"I behave differently with insurance than without," Pitts said.
A person with insurance typically pays 20 percent of the cost of a procedure after the deductible is met. Some insurance offers a co-pay amount where the insured pays a low, fixed amount for certain services or prescriptions regardless of the deductible. Pitts said consumers who pay the full amount for a doctor visit, test or medication tend to use less of these services than insured consumers who only pay a portion of the cost.
Pitts said changes being made in the health care system are "shifting more of the burden of health care costs onto the consumer," a trend she expects to continue.
Clary urged consumers to make careful decisions about their health and lifestyle to give themselves the best chance of living a healthy life without high medical costs, but many are making bad choices.

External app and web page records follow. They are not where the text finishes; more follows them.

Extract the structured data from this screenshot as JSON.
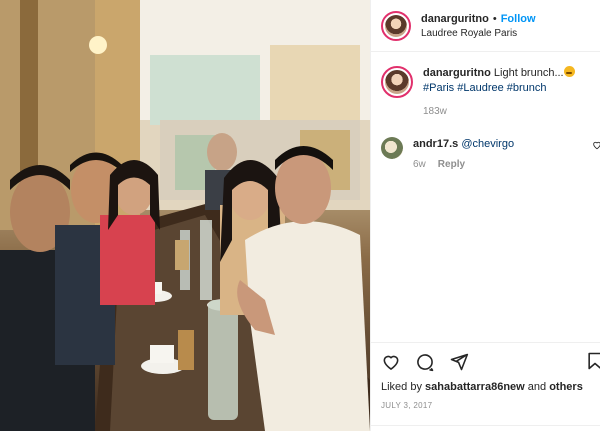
{
  "post": {
    "username": "danarguritno",
    "dot": "•",
    "follow_label": "Follow",
    "location": "Laudree Royale Paris",
    "caption_text": "Light brunch...",
    "caption_tags": "#Paris #Laudree #brunch",
    "caption_time": "183w",
    "photo_alt": "group photo at brunch table"
  },
  "comment": {
    "username": "andr17.s",
    "text": "@chevirgo",
    "time": "6w",
    "reply_label": "Reply"
  },
  "footer": {
    "liked_by_prefix": "Liked by",
    "liked_by_user": "sahabattarra86new",
    "liked_by_suffix": "and",
    "liked_by_others": "others",
    "date": "JULY 3, 2017"
  },
  "colors": {
    "follow": "#0095f6",
    "hashtag": "#00376b",
    "muted": "#8e8e8e",
    "ring": "#e1306c"
  },
  "icons": [
    "heart-icon",
    "comment-icon",
    "share-icon",
    "bookmark-icon"
  ]
}
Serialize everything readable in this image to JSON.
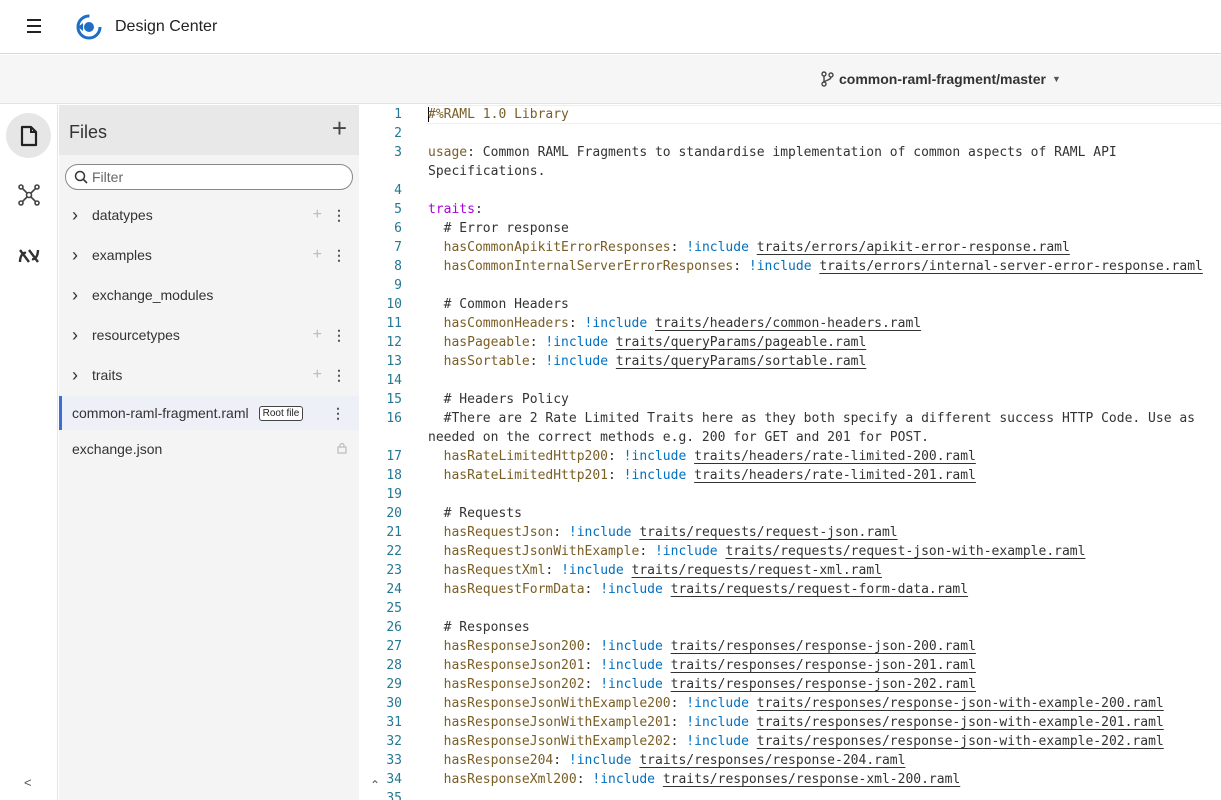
{
  "app": {
    "title": "Design Center"
  },
  "branch": {
    "label": "common-raml-fragment/master"
  },
  "files_panel": {
    "title": "Files",
    "filter_placeholder": "Filter",
    "folders": [
      {
        "label": "datatypes",
        "has_actions": true
      },
      {
        "label": "examples",
        "has_actions": true
      },
      {
        "label": "exchange_modules",
        "has_actions": false
      },
      {
        "label": "resourcetypes",
        "has_actions": true
      },
      {
        "label": "traits",
        "has_actions": true
      }
    ],
    "files": [
      {
        "label": "common-raml-fragment.raml",
        "badge": "Root file",
        "active": true
      },
      {
        "label": "exchange.json",
        "locked": true
      }
    ]
  },
  "rail": {
    "collapse_label": "<"
  },
  "editor": {
    "lines": [
      {
        "n": "1",
        "parts": [
          [
            "c-yellow",
            "#%RAML 1.0 Library"
          ]
        ]
      },
      {
        "n": "2",
        "parts": []
      },
      {
        "n": "3",
        "parts": [
          [
            "c-key",
            "usage"
          ],
          [
            "c-com",
            ": Common RAML Fragments to standardise implementation of common aspects of RAML API"
          ]
        ]
      },
      {
        "n": "",
        "parts": [
          [
            "c-com",
            "Specifications."
          ]
        ]
      },
      {
        "n": "4",
        "parts": []
      },
      {
        "n": "5",
        "parts": [
          [
            "c-pink",
            "traits"
          ],
          [
            "c-com",
            ":"
          ]
        ]
      },
      {
        "n": "6",
        "parts": [
          [
            "c-com",
            "  # Error response"
          ]
        ]
      },
      {
        "n": "7",
        "parts": [
          [
            "c-key",
            "  hasCommonApikitErrorResponses"
          ],
          [
            "c-com",
            ": "
          ],
          [
            "c-inc",
            "!include"
          ],
          [
            "c-com",
            " "
          ],
          [
            "c-path",
            "traits/errors/apikit-error-response.raml"
          ]
        ]
      },
      {
        "n": "8",
        "parts": [
          [
            "c-key",
            "  hasCommonInternalServerErrorResponses"
          ],
          [
            "c-com",
            ": "
          ],
          [
            "c-inc",
            "!include"
          ],
          [
            "c-com",
            " "
          ],
          [
            "c-path",
            "traits/errors/internal-server-error-response.raml"
          ]
        ]
      },
      {
        "n": "9",
        "parts": []
      },
      {
        "n": "10",
        "parts": [
          [
            "c-com",
            "  # Common Headers"
          ]
        ]
      },
      {
        "n": "11",
        "parts": [
          [
            "c-key",
            "  hasCommonHeaders"
          ],
          [
            "c-com",
            ": "
          ],
          [
            "c-inc",
            "!include"
          ],
          [
            "c-com",
            " "
          ],
          [
            "c-path",
            "traits/headers/common-headers.raml"
          ]
        ]
      },
      {
        "n": "12",
        "parts": [
          [
            "c-key",
            "  hasPageable"
          ],
          [
            "c-com",
            ": "
          ],
          [
            "c-inc",
            "!include"
          ],
          [
            "c-com",
            " "
          ],
          [
            "c-path",
            "traits/queryParams/pageable.raml"
          ]
        ]
      },
      {
        "n": "13",
        "parts": [
          [
            "c-key",
            "  hasSortable"
          ],
          [
            "c-com",
            ": "
          ],
          [
            "c-inc",
            "!include"
          ],
          [
            "c-com",
            " "
          ],
          [
            "c-path",
            "traits/queryParams/sortable.raml"
          ]
        ]
      },
      {
        "n": "14",
        "parts": []
      },
      {
        "n": "15",
        "parts": [
          [
            "c-com",
            "  # Headers Policy"
          ]
        ]
      },
      {
        "n": "16",
        "parts": [
          [
            "c-com",
            "  #There are 2 Rate Limited Traits here as they both specify a different success HTTP Code. Use as"
          ]
        ]
      },
      {
        "n": "",
        "parts": [
          [
            "c-com",
            "needed on the correct methods e.g. 200 for GET and 201 for POST."
          ]
        ]
      },
      {
        "n": "17",
        "parts": [
          [
            "c-key",
            "  hasRateLimitedHttp200"
          ],
          [
            "c-com",
            ": "
          ],
          [
            "c-inc",
            "!include"
          ],
          [
            "c-com",
            " "
          ],
          [
            "c-path",
            "traits/headers/rate-limited-200.raml"
          ]
        ]
      },
      {
        "n": "18",
        "parts": [
          [
            "c-key",
            "  hasRateLimitedHttp201"
          ],
          [
            "c-com",
            ": "
          ],
          [
            "c-inc",
            "!include"
          ],
          [
            "c-com",
            " "
          ],
          [
            "c-path",
            "traits/headers/rate-limited-201.raml"
          ]
        ]
      },
      {
        "n": "19",
        "parts": []
      },
      {
        "n": "20",
        "parts": [
          [
            "c-com",
            "  # Requests"
          ]
        ]
      },
      {
        "n": "21",
        "parts": [
          [
            "c-key",
            "  hasRequestJson"
          ],
          [
            "c-com",
            ": "
          ],
          [
            "c-inc",
            "!include"
          ],
          [
            "c-com",
            " "
          ],
          [
            "c-path",
            "traits/requests/request-json.raml"
          ]
        ]
      },
      {
        "n": "22",
        "parts": [
          [
            "c-key",
            "  hasRequestJsonWithExample"
          ],
          [
            "c-com",
            ": "
          ],
          [
            "c-inc",
            "!include"
          ],
          [
            "c-com",
            " "
          ],
          [
            "c-path",
            "traits/requests/request-json-with-example.raml"
          ]
        ]
      },
      {
        "n": "23",
        "parts": [
          [
            "c-key",
            "  hasRequestXml"
          ],
          [
            "c-com",
            ": "
          ],
          [
            "c-inc",
            "!include"
          ],
          [
            "c-com",
            " "
          ],
          [
            "c-path",
            "traits/requests/request-xml.raml"
          ]
        ]
      },
      {
        "n": "24",
        "parts": [
          [
            "c-key",
            "  hasRequestFormData"
          ],
          [
            "c-com",
            ": "
          ],
          [
            "c-inc",
            "!include"
          ],
          [
            "c-com",
            " "
          ],
          [
            "c-path",
            "traits/requests/request-form-data.raml"
          ]
        ]
      },
      {
        "n": "25",
        "parts": []
      },
      {
        "n": "26",
        "parts": [
          [
            "c-com",
            "  # Responses"
          ]
        ]
      },
      {
        "n": "27",
        "parts": [
          [
            "c-key",
            "  hasResponseJson200"
          ],
          [
            "c-com",
            ": "
          ],
          [
            "c-inc",
            "!include"
          ],
          [
            "c-com",
            " "
          ],
          [
            "c-path",
            "traits/responses/response-json-200.raml"
          ]
        ]
      },
      {
        "n": "28",
        "parts": [
          [
            "c-key",
            "  hasResponseJson201"
          ],
          [
            "c-com",
            ": "
          ],
          [
            "c-inc",
            "!include"
          ],
          [
            "c-com",
            " "
          ],
          [
            "c-path",
            "traits/responses/response-json-201.raml"
          ]
        ]
      },
      {
        "n": "29",
        "parts": [
          [
            "c-key",
            "  hasResponseJson202"
          ],
          [
            "c-com",
            ": "
          ],
          [
            "c-inc",
            "!include"
          ],
          [
            "c-com",
            " "
          ],
          [
            "c-path",
            "traits/responses/response-json-202.raml"
          ]
        ]
      },
      {
        "n": "30",
        "parts": [
          [
            "c-key",
            "  hasResponseJsonWithExample200"
          ],
          [
            "c-com",
            ": "
          ],
          [
            "c-inc",
            "!include"
          ],
          [
            "c-com",
            " "
          ],
          [
            "c-path",
            "traits/responses/response-json-with-example-200.raml"
          ]
        ]
      },
      {
        "n": "31",
        "parts": [
          [
            "c-key",
            "  hasResponseJsonWithExample201"
          ],
          [
            "c-com",
            ": "
          ],
          [
            "c-inc",
            "!include"
          ],
          [
            "c-com",
            " "
          ],
          [
            "c-path",
            "traits/responses/response-json-with-example-201.raml"
          ]
        ]
      },
      {
        "n": "32",
        "parts": [
          [
            "c-key",
            "  hasResponseJsonWithExample202"
          ],
          [
            "c-com",
            ": "
          ],
          [
            "c-inc",
            "!include"
          ],
          [
            "c-com",
            " "
          ],
          [
            "c-path",
            "traits/responses/response-json-with-example-202.raml"
          ]
        ]
      },
      {
        "n": "33",
        "parts": [
          [
            "c-key",
            "  hasResponse204"
          ],
          [
            "c-com",
            ": "
          ],
          [
            "c-inc",
            "!include"
          ],
          [
            "c-com",
            " "
          ],
          [
            "c-path",
            "traits/responses/response-204.raml"
          ]
        ]
      },
      {
        "n": "34",
        "parts": [
          [
            "c-key",
            "  hasResponseXml200"
          ],
          [
            "c-com",
            ": "
          ],
          [
            "c-inc",
            "!include"
          ],
          [
            "c-com",
            " "
          ],
          [
            "c-path",
            "traits/responses/response-xml-200.raml"
          ]
        ]
      },
      {
        "n": "35",
        "parts": []
      }
    ]
  }
}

About 25 percent of Mississippians age 18 and older use tobacco despite its known dangers to the smoker and those exposed to second-hand smoke. Nearly one-third of adult Mississippians report no leisure physical activity, but 30 minutes a day are recommended to reduce chronic diseases.
"A sedentary life leads to diabetes, cardiovascular disease, osteoporosis and cancer," Clary said.
She said only 18 percent of Mississippians age 18 and older eat the recommended five fruits and vegetables a day, and most do not choose wisely from the food groups, balancing calories taken in with energy burned.
"Prevention is the key. It is important for people to maintain their own health and to develop positive health habits," Clary said. "The decisions made now will impact the cost and level of care needed later in life."
The Extension Service works to educate Mississippians on what leads to healthy lives and to motivate them to make needed changes.
Mississippi in Motion is an ongoing program designed to encourage healthy lifestyles. It is a team-approach that offers social support as participants follow a 12-week program of health and nutrition lessons and encouragement to create habits of exercise.
Know Your Numbers is a health screening program for early detection offered through the Extension Service and the Mississippi Chronic Illness Coalition.
"Healthy people have a cholesterol level below 200, blood pressure less than 120/80, a glucose level of 80 to 120 or less than 126 if they're fasting, and a body mass index less than 25," Clary said.
She encouraged everyone to know their health status and take any steps possible to improve their overall health. Have a plan for managing chronic problems and complete an advance health care directive, a legal document that dictates an individuals wishes concerning their medical care when they are no longer able to make those decisions.
"Be a wise consumer of health care" was one of four sessions organized by Bobbie Shaffett, Extension family resource management specialist, to highlight Mississippi Consumer Education Month.
Released: March 2, 2006